* What the task asks: Send back the records in full, character for character.

START Records provided

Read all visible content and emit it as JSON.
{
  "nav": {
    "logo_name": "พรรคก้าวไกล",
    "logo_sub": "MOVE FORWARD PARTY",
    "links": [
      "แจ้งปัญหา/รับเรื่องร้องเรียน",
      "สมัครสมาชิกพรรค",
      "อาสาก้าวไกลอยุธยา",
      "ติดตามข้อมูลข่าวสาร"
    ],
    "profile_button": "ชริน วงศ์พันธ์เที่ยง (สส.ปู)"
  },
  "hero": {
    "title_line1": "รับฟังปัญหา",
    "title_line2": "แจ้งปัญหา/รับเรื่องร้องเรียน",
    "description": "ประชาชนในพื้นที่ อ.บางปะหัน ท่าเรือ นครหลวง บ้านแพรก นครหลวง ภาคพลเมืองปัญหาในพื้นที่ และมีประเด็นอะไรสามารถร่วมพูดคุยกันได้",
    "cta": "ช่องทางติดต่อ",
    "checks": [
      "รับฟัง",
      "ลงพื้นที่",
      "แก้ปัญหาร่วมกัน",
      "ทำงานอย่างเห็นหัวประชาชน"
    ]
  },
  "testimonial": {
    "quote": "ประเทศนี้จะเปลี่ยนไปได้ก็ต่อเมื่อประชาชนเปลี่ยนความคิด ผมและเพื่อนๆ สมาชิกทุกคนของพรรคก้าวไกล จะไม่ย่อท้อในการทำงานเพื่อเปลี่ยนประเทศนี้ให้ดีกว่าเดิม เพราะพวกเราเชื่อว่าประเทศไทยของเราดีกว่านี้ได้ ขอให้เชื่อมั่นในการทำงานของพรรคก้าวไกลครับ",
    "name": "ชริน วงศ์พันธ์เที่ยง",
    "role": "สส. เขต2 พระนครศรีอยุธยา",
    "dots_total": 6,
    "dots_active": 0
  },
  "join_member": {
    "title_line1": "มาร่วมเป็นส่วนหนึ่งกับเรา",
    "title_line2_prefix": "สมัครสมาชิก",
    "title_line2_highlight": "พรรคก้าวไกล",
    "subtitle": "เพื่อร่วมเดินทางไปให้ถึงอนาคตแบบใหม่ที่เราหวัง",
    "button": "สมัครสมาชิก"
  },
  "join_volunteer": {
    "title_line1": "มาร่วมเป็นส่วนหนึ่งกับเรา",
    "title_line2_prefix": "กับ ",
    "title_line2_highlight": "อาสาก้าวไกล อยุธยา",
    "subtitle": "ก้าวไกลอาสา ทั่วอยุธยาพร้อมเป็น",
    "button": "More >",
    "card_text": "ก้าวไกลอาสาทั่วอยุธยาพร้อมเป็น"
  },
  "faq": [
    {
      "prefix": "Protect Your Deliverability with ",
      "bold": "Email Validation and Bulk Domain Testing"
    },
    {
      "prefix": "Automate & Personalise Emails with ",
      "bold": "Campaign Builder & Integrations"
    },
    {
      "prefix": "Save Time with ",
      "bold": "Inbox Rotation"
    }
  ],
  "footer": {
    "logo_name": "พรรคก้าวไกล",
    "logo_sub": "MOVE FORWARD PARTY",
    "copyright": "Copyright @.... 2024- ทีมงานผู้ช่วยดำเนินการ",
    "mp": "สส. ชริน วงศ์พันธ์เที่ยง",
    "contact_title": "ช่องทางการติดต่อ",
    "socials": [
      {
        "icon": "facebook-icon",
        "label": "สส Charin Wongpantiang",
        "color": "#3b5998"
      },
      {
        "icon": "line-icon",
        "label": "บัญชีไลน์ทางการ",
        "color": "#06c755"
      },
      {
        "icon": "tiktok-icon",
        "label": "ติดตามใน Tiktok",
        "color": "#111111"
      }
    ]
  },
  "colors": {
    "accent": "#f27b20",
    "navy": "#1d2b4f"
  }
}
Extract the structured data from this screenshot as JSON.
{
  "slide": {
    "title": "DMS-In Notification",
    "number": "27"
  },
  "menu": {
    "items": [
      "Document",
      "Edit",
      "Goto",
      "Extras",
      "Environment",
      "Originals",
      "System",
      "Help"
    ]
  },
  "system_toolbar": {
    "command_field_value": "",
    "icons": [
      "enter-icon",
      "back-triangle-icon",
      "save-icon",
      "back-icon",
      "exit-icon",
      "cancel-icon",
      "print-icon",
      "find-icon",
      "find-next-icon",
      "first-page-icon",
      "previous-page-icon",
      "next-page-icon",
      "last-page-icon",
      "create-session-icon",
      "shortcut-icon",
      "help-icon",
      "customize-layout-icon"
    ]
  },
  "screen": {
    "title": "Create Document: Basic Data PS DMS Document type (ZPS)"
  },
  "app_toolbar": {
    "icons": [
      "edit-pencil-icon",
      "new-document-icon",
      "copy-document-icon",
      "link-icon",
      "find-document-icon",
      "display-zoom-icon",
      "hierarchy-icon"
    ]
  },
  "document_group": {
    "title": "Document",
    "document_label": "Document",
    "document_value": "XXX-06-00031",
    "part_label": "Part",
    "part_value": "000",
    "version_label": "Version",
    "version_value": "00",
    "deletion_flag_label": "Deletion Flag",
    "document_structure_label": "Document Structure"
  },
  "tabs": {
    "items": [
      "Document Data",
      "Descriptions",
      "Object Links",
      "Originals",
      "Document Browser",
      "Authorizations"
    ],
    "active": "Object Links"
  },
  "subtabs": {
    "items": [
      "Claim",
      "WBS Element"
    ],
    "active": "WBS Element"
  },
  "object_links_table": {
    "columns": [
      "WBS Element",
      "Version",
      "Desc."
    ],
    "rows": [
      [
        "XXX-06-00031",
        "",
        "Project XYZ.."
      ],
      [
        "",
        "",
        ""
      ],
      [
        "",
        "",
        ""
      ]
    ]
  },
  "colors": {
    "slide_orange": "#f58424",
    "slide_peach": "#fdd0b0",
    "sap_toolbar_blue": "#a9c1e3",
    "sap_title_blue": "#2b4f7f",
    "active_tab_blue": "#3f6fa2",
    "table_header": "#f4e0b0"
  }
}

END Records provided

* Written response:
Read all visible content and emit it as JSON.
{
  "nav": {
    "logo_name": "พรรคก้าวไกล",
    "logo_sub": "MOVE FORWARD PARTY",
    "links": [
      "แจ้งปัญหา/รับเรื่องร้องเรียน",
      "สมัครสมาชิกพรรค",
      "อาสาก้าวไกลอยุธยา",
      "ติดตามข้อมูลข่าวสาร"
    ],
    "profile_button": "ชริน วงศ์พันธ์เที่ยง (สส.ปู)"
  },
  "hero": {
    "title_line1": "รับฟังปัญหา",
    "title_line2": "แจ้งปัญหา/รับเรื่องร้องเรียน",
    "description": "ประชาชนในพื้นที่ อ.บางปะหัน ท่าเรือ นครหลวง บ้านแพรก นครหลวง ภาคพลเมืองปัญหาในพื้นที่ และมีประเด็นอะไรสามารถร่วมพูดคุยกันได้",
    "cta": "ช่องทางติดต่อ",
    "checks": [
      "รับฟัง",
      "ลงพื้นที่",
      "แก้ปัญหาร่วมกัน",
      "ทำงานอย่างเห็นหัวประชาชน"
    ]
  },
  "testimonial": {
    "quote": "ประเทศนี้จะเปลี่ยนไปได้ก็ต่อเมื่อประชาชนเปลี่ยนความคิด ผมและเพื่อนๆ สมาชิกทุกคนของพรรคก้าวไกล จะไม่ย่อท้อในการทำงานเพื่อเปลี่ยนประเทศนี้ให้ดีกว่าเดิม เพราะพวกเราเชื่อว่าประเทศไทยของเราดีกว่านี้ได้ ขอให้เชื่อมั่นในการทำงานของพรรคก้าวไกลครับ",
    "name": "ชริน วงศ์พันธ์เที่ยง",
    "role": "สส. เขต2 พระนครศรีอยุธยา",
    "dots_total": 6,
    "dots_active": 0
  },
  "join_member": {
    "title_line1": "มาร่วมเป็นส่วนหนึ่งกับเรา",
    "title_line2_prefix": "สมัครสมาชิก",
    "title_line2_highlight": "พรรคก้าวไกล",
    "subtitle": "เพื่อร่วมเดินทางไปให้ถึงอนาคตแบบใหม่ที่เราหวัง",
    "button": "สมัครสมาชิก"
  },
  "join_volunteer": {
    "title_line1": "มาร่วมเป็นส่วนหนึ่งกับเรา",
    "title_line2_prefix": "กับ ",
    "title_line2_highlight": "อาสาก้าวไกล อยุธยา",
    "subtitle": "ก้าวไกลอาสา ทั่วอยุธยาพร้อมเป็น",
    "button": "More >",
    "card_text": "ก้าวไกลอาสาทั่วอยุธยาพร้อมเป็น"
  },
  "faq": [
    {
      "prefix": "Protect Your Deliverability with ",
      "bold": "Email Validation and Bulk Domain Testing"
    },
    {
      "prefix": "Automate & Personalise Emails with ",
      "bold": "Campaign Builder & Integrations"
    },
    {
      "prefix": "Save Time with ",
      "bold": "Inbox Rotation"
    }
  ],
  "footer": {
    "logo_name": "พรรคก้าวไกล",
    "logo_sub": "MOVE FORWARD PARTY",
    "copyright": "Copyright @.... 2024- ทีมงานผู้ช่วยดำเนินการ",
    "mp": "สส. ชริน วงศ์พันธ์เที่ยง",
    "contact_title": "ช่องทางการติดต่อ",
    "socials": [
      {
        "icon": "facebook-icon",
        "label": "สส Charin Wongpantiang",
        "color": "#3b5998"
      },
      {
        "icon": "line-icon",
        "label": "บัญชีไลน์ทางการ",
        "color": "#06c755"
      },
      {
        "icon": "tiktok-icon",
        "label": "ติดตามใน Tiktok",
        "color": "#111111"
      }
    ]
  },
  "colors": {
    "accent": "#f27b20",
    "navy": "#1d2b4f"
  }
}
Extract the structured data from this screenshot as JSON.
{
  "slide": {
    "title": "DMS-In Notification",
    "number": "27"
  },
  "menu": {
    "items": [
      "Document",
      "Edit",
      "Goto",
      "Extras",
      "Environment",
      "Originals",
      "System",
      "Help"
    ]
  },
  "system_toolbar": {
    "command_field_value": "",
    "icons": [
      "enter-icon",
      "back-triangle-icon",
      "save-icon",
      "back-icon",
      "exit-icon",
      "cancel-icon",
      "print-icon",
      "find-icon",
      "find-next-icon",
      "first-page-icon",
      "previous-page-icon",
      "next-page-icon",
      "last-page-icon",
      "create-session-icon",
      "shortcut-icon",
      "help-icon",
      "customize-layout-icon"
    ]
  },
  "screen": {
    "title": "Create Document: Basic Data PS DMS Document type (ZPS)"
  },
  "app_toolbar": {
    "icons": [
      "edit-pencil-icon",
      "new-document-icon",
      "copy-document-icon",
      "link-icon",
      "find-document-icon",
      "display-zoom-icon",
      "hierarchy-icon"
    ]
  },
  "document_group": {
    "title": "Document",
    "document_label": "Document",
    "document_value": "XXX-06-00031",
    "part_label": "Part",
    "part_value": "000",
    "version_label": "Version",
    "version_value": "00",
    "deletion_flag_label": "Deletion Flag",
    "document_structure_label": "Document Structure"
  },
  "tabs": {
    "items": [
      "Document Data",
      "Descriptions",
      "Object Links",
      "Originals",
      "Document Browser",
      "Authorizations"
    ],
    "active": "Object Links"
  },
  "subtabs": {
    "items": [
      "Claim",
      "WBS Element"
    ],
    "active": "WBS Element"
  },
  "object_links_table": {
    "columns": [
      "WBS Element",
      "Version",
      "Desc."
    ],
    "rows": [
      [
        "XXX-06-00031",
        "",
        "Project XYZ.."
      ],
      [
        "",
        "",
        ""
      ],
      [
        "",
        "",
        ""
      ]
    ]
  },
  "colors": {
    "slide_orange": "#f58424",
    "slide_peach": "#fdd0b0",
    "sap_toolbar_blue": "#a9c1e3",
    "sap_title_blue": "#2b4f7f",
    "active_tab_blue": "#3f6fa2",
    "table_header": "#f4e0b0"
  }
}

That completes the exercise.